Germaine, Baroness Edouard de Rothschild (nee Halphen) (1884-1975): collections: Sale Catalogue The Rothschild Fabergé Egg, Wednesday 28 November 2007, (Christie's London: 2007). A copy of the Christie's press release announcing the sale is included in the catalogue. The 'Rothschild Egg' is a jewelled, enamelled, decorated egg that was made under the supervision of the Russian jeweller Peter Carl Fabergé by the workshop of Michael Perchin in 1902. (Charlotte) Béatrice, Baroness Maurice Ephrussi (nee de Rothschild) ( 1864-1934)  presented this egg to Germaine Halphen upon her engagement to Béatrice's younger brother, Édouard Alphonse James de Rothschild (1868-1949). It is one of the few significant Fabergé eggs that were not made for the Russian Imperial family, and until its sale in 2007, it had been in the Rothschild family since it was first purchased.

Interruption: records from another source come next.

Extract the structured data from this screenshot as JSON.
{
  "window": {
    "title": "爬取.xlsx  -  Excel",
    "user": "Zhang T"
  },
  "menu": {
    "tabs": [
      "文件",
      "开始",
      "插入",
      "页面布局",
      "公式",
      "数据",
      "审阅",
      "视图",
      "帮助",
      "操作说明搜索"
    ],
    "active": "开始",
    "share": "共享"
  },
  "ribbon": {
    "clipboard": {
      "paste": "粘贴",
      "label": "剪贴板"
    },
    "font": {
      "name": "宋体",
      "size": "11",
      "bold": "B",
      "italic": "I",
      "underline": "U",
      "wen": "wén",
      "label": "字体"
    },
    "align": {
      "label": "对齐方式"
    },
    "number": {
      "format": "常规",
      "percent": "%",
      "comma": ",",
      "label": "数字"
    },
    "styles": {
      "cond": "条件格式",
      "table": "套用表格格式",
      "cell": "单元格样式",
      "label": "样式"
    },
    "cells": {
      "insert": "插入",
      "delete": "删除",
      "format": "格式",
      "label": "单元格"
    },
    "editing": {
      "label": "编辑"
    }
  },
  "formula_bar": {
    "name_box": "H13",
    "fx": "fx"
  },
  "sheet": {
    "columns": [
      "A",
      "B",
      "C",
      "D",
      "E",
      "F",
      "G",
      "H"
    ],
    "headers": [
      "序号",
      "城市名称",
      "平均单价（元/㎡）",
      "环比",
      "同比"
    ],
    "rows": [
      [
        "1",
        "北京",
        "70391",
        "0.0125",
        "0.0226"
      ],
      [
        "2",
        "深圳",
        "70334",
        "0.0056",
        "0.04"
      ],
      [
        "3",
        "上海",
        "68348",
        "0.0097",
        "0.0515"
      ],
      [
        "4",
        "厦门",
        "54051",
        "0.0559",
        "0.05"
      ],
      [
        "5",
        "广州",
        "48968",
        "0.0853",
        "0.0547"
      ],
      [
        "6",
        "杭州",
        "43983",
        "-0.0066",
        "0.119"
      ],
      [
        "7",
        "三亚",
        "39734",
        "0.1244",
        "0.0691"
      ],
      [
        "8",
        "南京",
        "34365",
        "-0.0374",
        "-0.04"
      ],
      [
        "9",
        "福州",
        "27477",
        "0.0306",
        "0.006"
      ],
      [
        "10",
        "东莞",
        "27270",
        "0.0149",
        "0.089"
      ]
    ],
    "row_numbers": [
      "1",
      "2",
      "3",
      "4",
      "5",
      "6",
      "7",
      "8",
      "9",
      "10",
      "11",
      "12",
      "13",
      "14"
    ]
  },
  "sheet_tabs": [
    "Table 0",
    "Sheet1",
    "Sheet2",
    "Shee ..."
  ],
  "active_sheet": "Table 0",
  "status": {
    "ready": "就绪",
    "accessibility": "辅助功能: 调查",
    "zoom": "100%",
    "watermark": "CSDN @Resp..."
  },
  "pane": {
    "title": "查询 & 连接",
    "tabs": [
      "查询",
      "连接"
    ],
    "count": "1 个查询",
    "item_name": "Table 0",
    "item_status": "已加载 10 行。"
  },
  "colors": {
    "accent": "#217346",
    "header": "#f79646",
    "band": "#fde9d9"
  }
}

It was one of the most expensive eggs that Fabergé had ever made and sold, one of only four Fabergé eggs with an ornamentation surprise and a clock, Upon the hour, a diamond-set cockerel pops up from the top of the egg, flaps its wings four times, then nods his head three times, crowing all the while. This lasts for fifteen seconds, before the clock strikes the hour on a bell.

It was sold by Christie's, London on 28 November 2007, for £8.9 million (including commission). The price achieved by the egg set three auction records: it is the most expensive timepiece, Russian object, and Fabergé object ever sold at auction, surpassing the $9.6 million sale of the 1913 Winter egg in 2002. The egg was bought by Alexander Ivanov, the director of the Russian National Museum. The Rothschild egg was eventually displayed at Ivanov's Fabergé Museum in Baden-Baden, Germany. On 8 December 2014, the Rothschild egg was given to the Hermitage Museum in Saint Petersburg, Russia. This occurred during a reception to commemorate the 250th anniversary of the museum. The presentation of the egg was made by Vladimir Putin, the President of Russia, who also gave another item by Fabergé to the museum. As of January 2019, the Rothschild egg is on display in Room 302 of the Hermitage's General Staff Building.